===== Supplied material =====
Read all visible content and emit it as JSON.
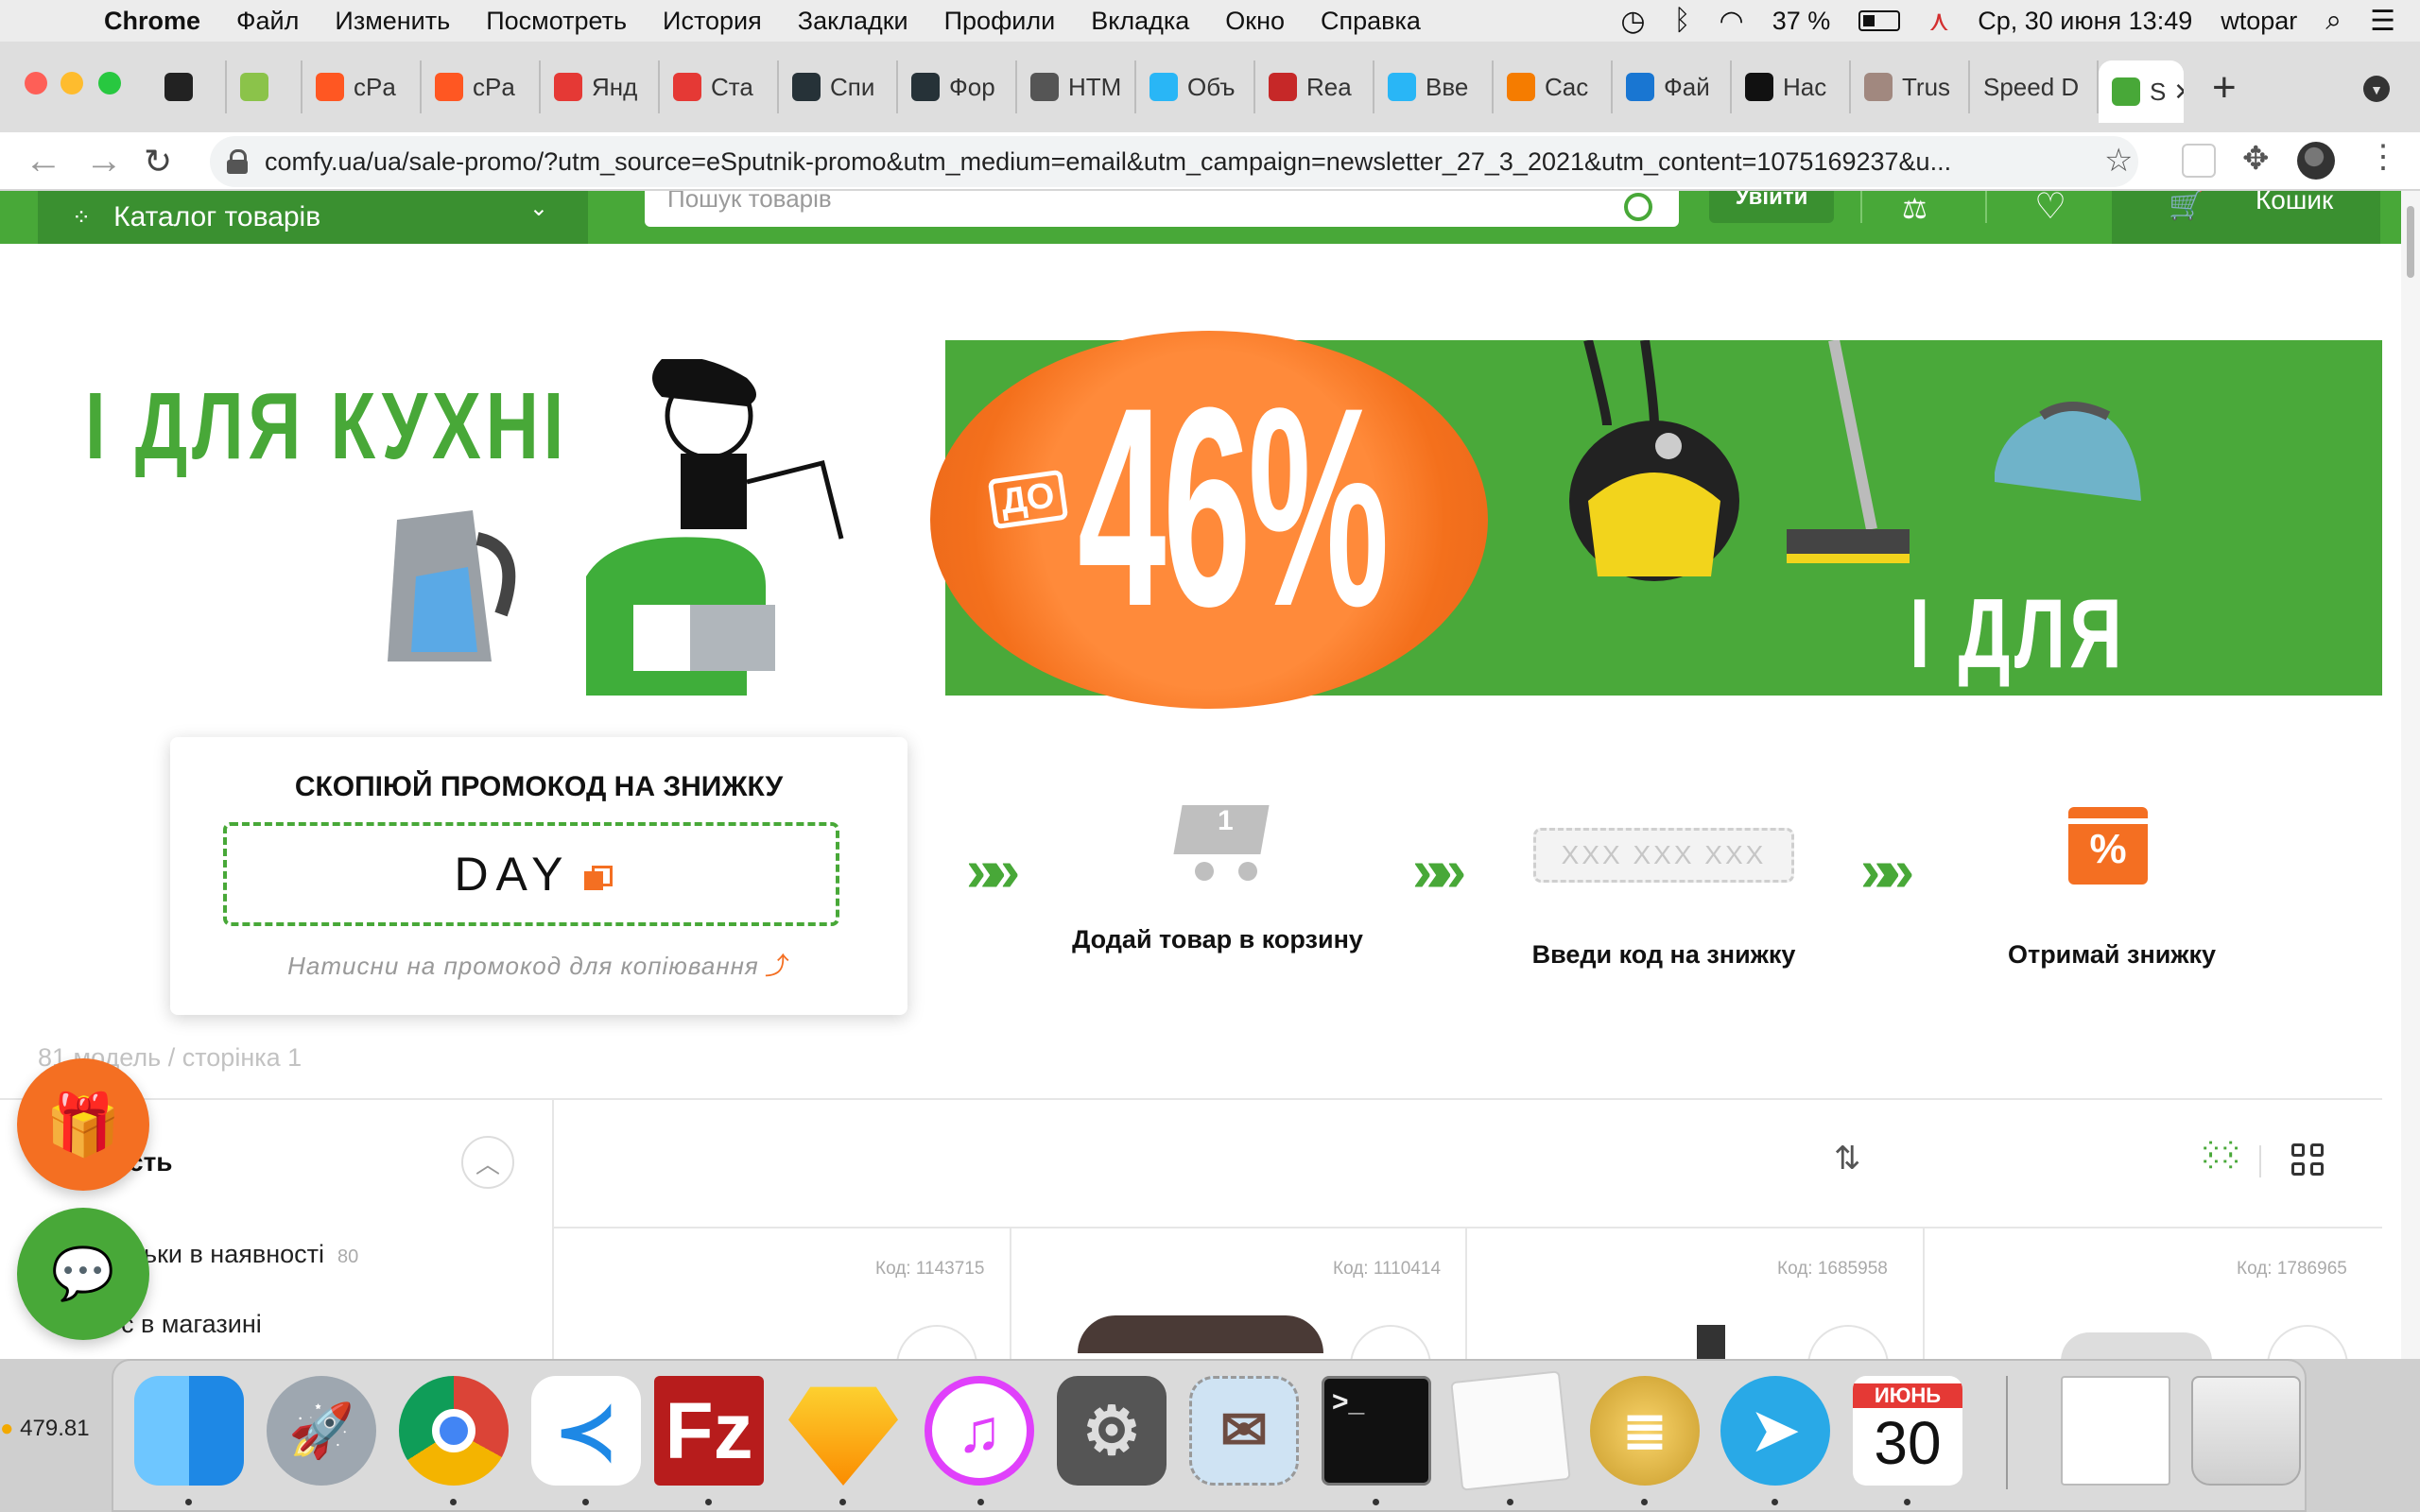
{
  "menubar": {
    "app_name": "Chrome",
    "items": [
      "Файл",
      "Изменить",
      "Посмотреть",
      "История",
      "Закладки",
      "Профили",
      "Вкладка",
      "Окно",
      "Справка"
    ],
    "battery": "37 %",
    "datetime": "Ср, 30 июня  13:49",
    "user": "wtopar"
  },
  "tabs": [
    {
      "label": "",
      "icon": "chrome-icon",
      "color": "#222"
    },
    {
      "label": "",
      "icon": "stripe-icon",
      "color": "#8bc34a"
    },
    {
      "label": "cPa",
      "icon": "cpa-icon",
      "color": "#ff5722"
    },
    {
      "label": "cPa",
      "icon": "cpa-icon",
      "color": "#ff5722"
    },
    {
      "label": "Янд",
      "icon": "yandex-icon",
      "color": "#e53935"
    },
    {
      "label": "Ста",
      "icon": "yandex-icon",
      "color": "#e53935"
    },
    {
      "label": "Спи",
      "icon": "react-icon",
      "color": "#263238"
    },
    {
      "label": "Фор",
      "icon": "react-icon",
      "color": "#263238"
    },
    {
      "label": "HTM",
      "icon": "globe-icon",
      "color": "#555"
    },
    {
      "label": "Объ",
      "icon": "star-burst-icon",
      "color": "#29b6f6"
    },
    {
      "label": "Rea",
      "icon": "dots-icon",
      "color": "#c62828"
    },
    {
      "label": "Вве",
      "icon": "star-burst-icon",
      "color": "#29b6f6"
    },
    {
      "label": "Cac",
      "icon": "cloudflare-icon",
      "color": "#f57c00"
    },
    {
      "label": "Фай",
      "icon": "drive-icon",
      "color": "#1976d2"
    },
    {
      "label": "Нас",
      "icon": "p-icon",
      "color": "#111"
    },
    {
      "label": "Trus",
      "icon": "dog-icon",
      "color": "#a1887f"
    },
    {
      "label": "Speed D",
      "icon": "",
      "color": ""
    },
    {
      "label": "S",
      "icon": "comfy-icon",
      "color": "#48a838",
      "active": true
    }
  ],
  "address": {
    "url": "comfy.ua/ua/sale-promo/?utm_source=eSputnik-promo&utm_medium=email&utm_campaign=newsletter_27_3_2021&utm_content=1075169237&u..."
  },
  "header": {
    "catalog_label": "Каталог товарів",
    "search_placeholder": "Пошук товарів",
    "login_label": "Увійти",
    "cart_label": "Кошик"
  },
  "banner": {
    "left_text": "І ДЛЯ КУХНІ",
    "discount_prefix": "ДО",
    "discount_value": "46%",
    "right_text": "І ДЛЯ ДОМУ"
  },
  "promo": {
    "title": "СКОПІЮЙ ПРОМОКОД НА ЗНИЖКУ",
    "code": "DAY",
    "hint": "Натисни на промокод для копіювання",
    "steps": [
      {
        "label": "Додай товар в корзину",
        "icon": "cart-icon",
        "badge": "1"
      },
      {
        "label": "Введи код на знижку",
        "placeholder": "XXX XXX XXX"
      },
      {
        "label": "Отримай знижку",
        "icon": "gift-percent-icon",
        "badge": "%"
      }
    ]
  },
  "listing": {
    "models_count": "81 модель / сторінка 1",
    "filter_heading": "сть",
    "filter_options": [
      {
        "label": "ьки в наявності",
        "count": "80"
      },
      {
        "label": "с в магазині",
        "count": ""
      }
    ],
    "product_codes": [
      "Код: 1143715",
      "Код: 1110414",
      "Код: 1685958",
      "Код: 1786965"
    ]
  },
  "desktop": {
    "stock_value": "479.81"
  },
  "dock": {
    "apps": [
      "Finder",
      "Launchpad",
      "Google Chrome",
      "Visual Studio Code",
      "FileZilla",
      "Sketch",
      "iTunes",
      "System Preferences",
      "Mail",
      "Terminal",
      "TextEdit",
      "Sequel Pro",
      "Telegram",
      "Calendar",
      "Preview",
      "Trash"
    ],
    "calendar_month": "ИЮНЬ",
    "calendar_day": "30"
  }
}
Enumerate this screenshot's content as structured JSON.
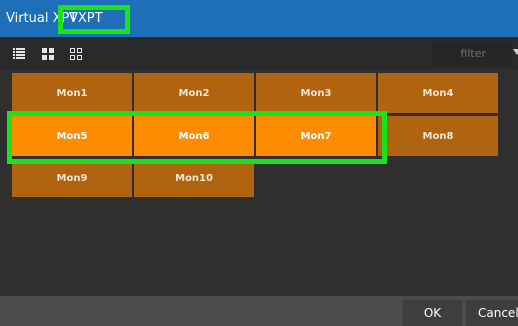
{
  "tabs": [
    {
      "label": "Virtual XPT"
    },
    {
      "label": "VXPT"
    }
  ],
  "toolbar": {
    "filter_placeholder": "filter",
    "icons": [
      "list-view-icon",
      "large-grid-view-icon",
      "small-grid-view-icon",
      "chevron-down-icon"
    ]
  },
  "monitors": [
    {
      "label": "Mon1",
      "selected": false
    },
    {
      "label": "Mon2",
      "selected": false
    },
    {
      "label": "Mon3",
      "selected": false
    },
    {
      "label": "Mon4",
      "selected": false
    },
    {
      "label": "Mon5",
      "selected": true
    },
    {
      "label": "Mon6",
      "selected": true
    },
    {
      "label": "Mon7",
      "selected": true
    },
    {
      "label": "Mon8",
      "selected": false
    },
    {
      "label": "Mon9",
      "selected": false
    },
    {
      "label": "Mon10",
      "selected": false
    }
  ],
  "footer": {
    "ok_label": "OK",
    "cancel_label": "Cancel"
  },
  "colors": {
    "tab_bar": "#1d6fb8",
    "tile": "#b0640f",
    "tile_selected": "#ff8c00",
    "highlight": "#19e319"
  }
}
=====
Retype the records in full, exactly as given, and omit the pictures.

**Solution below:**
Read all visible content and emit it as JSON.
{
  "menubar": {
    "app_name": "Chrome",
    "items": [
      "Файл",
      "Изменить",
      "Посмотреть",
      "История",
      "Закладки",
      "Профили",
      "Вкладка",
      "Окно",
      "Справка"
    ],
    "battery": "37 %",
    "datetime": "Ср, 30 июня  13:49",
    "user": "wtopar"
  },
  "tabs": [
    {
      "label": "",
      "icon": "chrome-icon",
      "color": "#222"
    },
    {
      "label": "",
      "icon": "stripe-icon",
      "color": "#8bc34a"
    },
    {
      "label": "cPa",
      "icon": "cpa-icon",
      "color": "#ff5722"
    },
    {
      "label": "cPa",
      "icon": "cpa-icon",
      "color": "#ff5722"
    },
    {
      "label": "Янд",
      "icon": "yandex-icon",
      "color": "#e53935"
    },
    {
      "label": "Ста",
      "icon": "yandex-icon",
      "color": "#e53935"
    },
    {
      "label": "Спи",
      "icon": "react-icon",
      "color": "#263238"
    },
    {
      "label": "Фор",
      "icon": "react-icon",
      "color": "#263238"
    },
    {
      "label": "HTM",
      "icon": "globe-icon",
      "color": "#555"
    },
    {
      "label": "Объ",
      "icon": "star-burst-icon",
      "color": "#29b6f6"
    },
    {
      "label": "Rea",
      "icon": "dots-icon",
      "color": "#c62828"
    },
    {
      "label": "Вве",
      "icon": "star-burst-icon",
      "color": "#29b6f6"
    },
    {
      "label": "Cac",
      "icon": "cloudflare-icon",
      "color": "#f57c00"
    },
    {
      "label": "Фай",
      "icon": "drive-icon",
      "color": "#1976d2"
    },
    {
      "label": "Нас",
      "icon": "p-icon",
      "color": "#111"
    },
    {
      "label": "Trus",
      "icon": "dog-icon",
      "color": "#a1887f"
    },
    {
      "label": "Speed D",
      "icon": "",
      "color": ""
    },
    {
      "label": "S",
      "icon": "comfy-icon",
      "color": "#48a838",
      "active": true
    }
  ],
  "address": {
    "url": "comfy.ua/ua/sale-promo/?utm_source=eSputnik-promo&utm_medium=email&utm_campaign=newsletter_27_3_2021&utm_content=1075169237&u..."
  },
  "header": {
    "catalog_label": "Каталог товарів",
    "search_placeholder": "Пошук товарів",
    "login_label": "Увійти",
    "cart_label": "Кошик"
  },
  "banner": {
    "left_text": "І ДЛЯ КУХНІ",
    "discount_prefix": "ДО",
    "discount_value": "46%",
    "right_text": "І ДЛЯ ДОМУ"
  },
  "promo": {
    "title": "СКОПІЮЙ ПРОМОКОД НА ЗНИЖКУ",
    "code": "DAY",
    "hint": "Натисни на промокод для копіювання",
    "steps": [
      {
        "label": "Додай товар в корзину",
        "icon": "cart-icon",
        "badge": "1"
      },
      {
        "label": "Введи код на знижку",
        "placeholder": "XXX XXX XXX"
      },
      {
        "label": "Отримай знижку",
        "icon": "gift-percent-icon",
        "badge": "%"
      }
    ]
  },
  "listing": {
    "models_count": "81 модель / сторінка 1",
    "filter_heading": "сть",
    "filter_options": [
      {
        "label": "ьки в наявності",
        "count": "80"
      },
      {
        "label": "с в магазині",
        "count": ""
      }
    ],
    "product_codes": [
      "Код: 1143715",
      "Код: 1110414",
      "Код: 1685958",
      "Код: 1786965"
    ]
  },
  "desktop": {
    "stock_value": "479.81"
  },
  "dock": {
    "apps": [
      "Finder",
      "Launchpad",
      "Google Chrome",
      "Visual Studio Code",
      "FileZilla",
      "Sketch",
      "iTunes",
      "System Preferences",
      "Mail",
      "Terminal",
      "TextEdit",
      "Sequel Pro",
      "Telegram",
      "Calendar",
      "Preview",
      "Trash"
    ],
    "calendar_month": "ИЮНЬ",
    "calendar_day": "30"
  }
}
Enumerate this screenshot's content as structured JSON.
{
  "tabs": [
    {
      "label": "Virtual XPT"
    },
    {
      "label": "VXPT"
    }
  ],
  "toolbar": {
    "filter_placeholder": "filter",
    "icons": [
      "list-view-icon",
      "large-grid-view-icon",
      "small-grid-view-icon",
      "chevron-down-icon"
    ]
  },
  "monitors": [
    {
      "label": "Mon1",
      "selected": false
    },
    {
      "label": "Mon2",
      "selected": false
    },
    {
      "label": "Mon3",
      "selected": false
    },
    {
      "label": "Mon4",
      "selected": false
    },
    {
      "label": "Mon5",
      "selected": true
    },
    {
      "label": "Mon6",
      "selected": true
    },
    {
      "label": "Mon7",
      "selected": true
    },
    {
      "label": "Mon8",
      "selected": false
    },
    {
      "label": "Mon9",
      "selected": false
    },
    {
      "label": "Mon10",
      "selected": false
    }
  ],
  "footer": {
    "ok_label": "OK",
    "cancel_label": "Cancel"
  },
  "colors": {
    "tab_bar": "#1d6fb8",
    "tile": "#b0640f",
    "tile_selected": "#ff8c00",
    "highlight": "#19e319"
  }
}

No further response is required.